Determine the number of lines in the data below that contain the string "caption", and respond with that number alone.

[Material provided — start]

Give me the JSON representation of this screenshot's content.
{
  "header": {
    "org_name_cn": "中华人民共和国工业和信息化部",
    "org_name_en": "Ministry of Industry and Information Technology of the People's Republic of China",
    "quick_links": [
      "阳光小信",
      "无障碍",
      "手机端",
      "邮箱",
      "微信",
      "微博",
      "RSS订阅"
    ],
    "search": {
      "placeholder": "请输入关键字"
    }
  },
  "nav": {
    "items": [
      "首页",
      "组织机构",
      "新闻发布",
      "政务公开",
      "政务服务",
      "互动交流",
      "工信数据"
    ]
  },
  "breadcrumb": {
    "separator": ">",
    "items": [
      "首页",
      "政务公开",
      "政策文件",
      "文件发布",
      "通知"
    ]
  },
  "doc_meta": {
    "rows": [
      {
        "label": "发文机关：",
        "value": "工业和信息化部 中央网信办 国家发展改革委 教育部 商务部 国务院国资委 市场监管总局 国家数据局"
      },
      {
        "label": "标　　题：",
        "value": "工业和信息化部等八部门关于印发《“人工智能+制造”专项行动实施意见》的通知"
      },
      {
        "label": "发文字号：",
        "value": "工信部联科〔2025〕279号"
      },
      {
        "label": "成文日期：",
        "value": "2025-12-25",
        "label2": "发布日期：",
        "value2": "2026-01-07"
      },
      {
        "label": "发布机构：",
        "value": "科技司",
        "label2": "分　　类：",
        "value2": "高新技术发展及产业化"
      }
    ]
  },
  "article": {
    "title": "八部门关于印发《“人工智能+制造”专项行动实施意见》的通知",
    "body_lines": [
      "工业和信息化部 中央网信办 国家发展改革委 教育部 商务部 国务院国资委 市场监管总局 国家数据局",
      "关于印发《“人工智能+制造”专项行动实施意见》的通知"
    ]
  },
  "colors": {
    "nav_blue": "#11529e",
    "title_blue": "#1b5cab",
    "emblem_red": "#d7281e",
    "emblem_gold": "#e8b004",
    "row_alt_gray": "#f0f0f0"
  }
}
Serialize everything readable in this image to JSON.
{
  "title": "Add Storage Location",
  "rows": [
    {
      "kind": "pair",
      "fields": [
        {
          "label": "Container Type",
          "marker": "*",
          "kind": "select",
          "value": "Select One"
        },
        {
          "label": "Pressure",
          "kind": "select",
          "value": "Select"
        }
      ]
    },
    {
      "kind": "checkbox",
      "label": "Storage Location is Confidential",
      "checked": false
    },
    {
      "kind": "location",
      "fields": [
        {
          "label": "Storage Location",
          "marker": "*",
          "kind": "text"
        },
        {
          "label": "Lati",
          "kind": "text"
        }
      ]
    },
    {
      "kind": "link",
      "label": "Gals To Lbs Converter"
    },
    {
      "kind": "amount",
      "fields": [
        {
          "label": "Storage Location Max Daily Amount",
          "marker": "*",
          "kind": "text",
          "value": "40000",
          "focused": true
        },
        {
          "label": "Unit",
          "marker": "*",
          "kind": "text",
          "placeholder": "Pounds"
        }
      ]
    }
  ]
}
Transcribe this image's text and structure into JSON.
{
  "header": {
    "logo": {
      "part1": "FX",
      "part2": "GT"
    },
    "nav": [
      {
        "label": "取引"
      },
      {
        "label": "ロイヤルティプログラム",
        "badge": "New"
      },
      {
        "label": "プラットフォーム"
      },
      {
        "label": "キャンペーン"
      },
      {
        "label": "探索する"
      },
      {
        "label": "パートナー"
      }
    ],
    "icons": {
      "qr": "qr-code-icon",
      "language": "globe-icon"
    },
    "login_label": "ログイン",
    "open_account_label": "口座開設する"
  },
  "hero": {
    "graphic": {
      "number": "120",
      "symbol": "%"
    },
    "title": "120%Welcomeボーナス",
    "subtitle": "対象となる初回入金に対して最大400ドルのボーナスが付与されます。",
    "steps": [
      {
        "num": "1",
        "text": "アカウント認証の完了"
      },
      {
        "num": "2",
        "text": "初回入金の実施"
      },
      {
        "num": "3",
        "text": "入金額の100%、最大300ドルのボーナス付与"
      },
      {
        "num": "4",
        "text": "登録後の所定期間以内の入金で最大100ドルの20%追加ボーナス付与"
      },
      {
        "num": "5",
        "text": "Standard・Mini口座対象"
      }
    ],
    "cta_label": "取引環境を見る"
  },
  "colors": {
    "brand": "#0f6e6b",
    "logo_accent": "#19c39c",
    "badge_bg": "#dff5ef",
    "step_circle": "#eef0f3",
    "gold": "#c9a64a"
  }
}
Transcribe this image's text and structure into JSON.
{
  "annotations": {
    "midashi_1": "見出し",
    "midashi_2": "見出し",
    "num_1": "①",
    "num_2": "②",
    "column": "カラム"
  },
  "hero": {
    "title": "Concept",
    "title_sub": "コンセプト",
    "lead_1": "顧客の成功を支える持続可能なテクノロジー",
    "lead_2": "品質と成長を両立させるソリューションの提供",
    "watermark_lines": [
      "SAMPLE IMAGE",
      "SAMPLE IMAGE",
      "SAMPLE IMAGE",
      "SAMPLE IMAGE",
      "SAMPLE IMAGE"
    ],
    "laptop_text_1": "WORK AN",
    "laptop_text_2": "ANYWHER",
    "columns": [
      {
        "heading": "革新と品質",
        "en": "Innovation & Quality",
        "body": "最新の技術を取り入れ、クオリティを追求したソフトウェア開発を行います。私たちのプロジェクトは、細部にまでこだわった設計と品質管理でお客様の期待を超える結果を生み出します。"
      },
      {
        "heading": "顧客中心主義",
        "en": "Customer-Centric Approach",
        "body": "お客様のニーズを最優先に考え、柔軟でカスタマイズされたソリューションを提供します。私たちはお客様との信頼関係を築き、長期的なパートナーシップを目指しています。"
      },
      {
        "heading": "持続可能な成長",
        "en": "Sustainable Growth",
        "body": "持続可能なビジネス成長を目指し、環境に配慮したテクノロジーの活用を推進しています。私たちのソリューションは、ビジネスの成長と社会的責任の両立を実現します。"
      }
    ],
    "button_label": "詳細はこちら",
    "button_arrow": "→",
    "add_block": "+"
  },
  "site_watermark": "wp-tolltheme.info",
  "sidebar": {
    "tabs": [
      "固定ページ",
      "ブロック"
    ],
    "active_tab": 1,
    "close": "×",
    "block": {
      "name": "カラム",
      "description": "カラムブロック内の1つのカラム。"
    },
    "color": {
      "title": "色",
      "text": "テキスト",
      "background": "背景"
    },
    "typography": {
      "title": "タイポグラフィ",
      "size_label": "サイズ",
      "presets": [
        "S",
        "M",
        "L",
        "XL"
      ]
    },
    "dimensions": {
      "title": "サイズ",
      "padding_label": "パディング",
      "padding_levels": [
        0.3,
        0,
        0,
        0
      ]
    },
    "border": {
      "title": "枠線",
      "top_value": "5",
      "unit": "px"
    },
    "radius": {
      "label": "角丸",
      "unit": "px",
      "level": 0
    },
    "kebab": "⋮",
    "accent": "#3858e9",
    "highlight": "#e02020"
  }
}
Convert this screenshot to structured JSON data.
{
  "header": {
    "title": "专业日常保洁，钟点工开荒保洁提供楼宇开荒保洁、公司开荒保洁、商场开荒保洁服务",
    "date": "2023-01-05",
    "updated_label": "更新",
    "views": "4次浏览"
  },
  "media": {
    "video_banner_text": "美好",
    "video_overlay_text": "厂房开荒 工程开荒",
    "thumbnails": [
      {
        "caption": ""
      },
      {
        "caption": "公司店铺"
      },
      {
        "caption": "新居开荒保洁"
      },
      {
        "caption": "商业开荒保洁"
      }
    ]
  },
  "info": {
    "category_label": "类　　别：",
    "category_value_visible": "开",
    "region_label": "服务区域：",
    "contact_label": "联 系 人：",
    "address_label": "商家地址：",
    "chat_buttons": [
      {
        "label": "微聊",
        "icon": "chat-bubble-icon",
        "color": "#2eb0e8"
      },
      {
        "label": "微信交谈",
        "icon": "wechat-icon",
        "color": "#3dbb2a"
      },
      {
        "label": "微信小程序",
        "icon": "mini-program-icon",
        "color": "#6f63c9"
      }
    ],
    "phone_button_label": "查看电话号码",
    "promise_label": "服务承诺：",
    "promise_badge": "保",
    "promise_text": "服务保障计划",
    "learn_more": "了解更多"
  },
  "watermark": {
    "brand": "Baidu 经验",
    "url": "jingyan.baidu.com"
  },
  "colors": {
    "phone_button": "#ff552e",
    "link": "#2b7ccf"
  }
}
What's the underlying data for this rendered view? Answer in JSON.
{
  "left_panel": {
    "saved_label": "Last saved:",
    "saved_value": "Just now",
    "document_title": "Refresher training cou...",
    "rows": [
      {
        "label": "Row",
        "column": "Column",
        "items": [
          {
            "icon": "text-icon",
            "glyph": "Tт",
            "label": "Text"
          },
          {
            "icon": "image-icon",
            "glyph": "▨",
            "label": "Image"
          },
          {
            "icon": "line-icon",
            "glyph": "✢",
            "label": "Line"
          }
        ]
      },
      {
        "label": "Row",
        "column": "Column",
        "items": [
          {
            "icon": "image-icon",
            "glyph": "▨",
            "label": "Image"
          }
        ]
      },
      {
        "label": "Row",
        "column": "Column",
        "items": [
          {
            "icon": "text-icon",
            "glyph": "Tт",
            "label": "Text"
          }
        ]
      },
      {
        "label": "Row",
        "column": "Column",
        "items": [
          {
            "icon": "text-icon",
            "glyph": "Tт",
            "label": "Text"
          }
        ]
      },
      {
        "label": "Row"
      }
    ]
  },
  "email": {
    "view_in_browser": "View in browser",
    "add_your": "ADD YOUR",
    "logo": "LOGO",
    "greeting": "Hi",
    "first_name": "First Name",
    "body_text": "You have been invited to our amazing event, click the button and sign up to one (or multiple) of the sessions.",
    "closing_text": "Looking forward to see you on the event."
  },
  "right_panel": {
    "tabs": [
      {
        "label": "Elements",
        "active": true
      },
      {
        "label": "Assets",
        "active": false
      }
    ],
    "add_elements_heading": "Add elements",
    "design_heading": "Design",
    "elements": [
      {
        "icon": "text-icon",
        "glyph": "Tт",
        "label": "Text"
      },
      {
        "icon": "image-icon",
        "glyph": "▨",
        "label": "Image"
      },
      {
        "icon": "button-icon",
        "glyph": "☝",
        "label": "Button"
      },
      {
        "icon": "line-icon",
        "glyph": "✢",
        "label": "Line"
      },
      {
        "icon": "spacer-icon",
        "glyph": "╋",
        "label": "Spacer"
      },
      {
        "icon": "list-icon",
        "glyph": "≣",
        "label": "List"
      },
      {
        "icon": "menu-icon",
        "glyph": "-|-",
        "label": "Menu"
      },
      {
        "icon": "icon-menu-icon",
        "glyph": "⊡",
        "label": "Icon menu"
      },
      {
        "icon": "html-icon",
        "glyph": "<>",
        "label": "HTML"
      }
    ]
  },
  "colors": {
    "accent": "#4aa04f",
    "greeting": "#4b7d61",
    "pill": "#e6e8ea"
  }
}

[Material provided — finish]

■ The completed task ■
4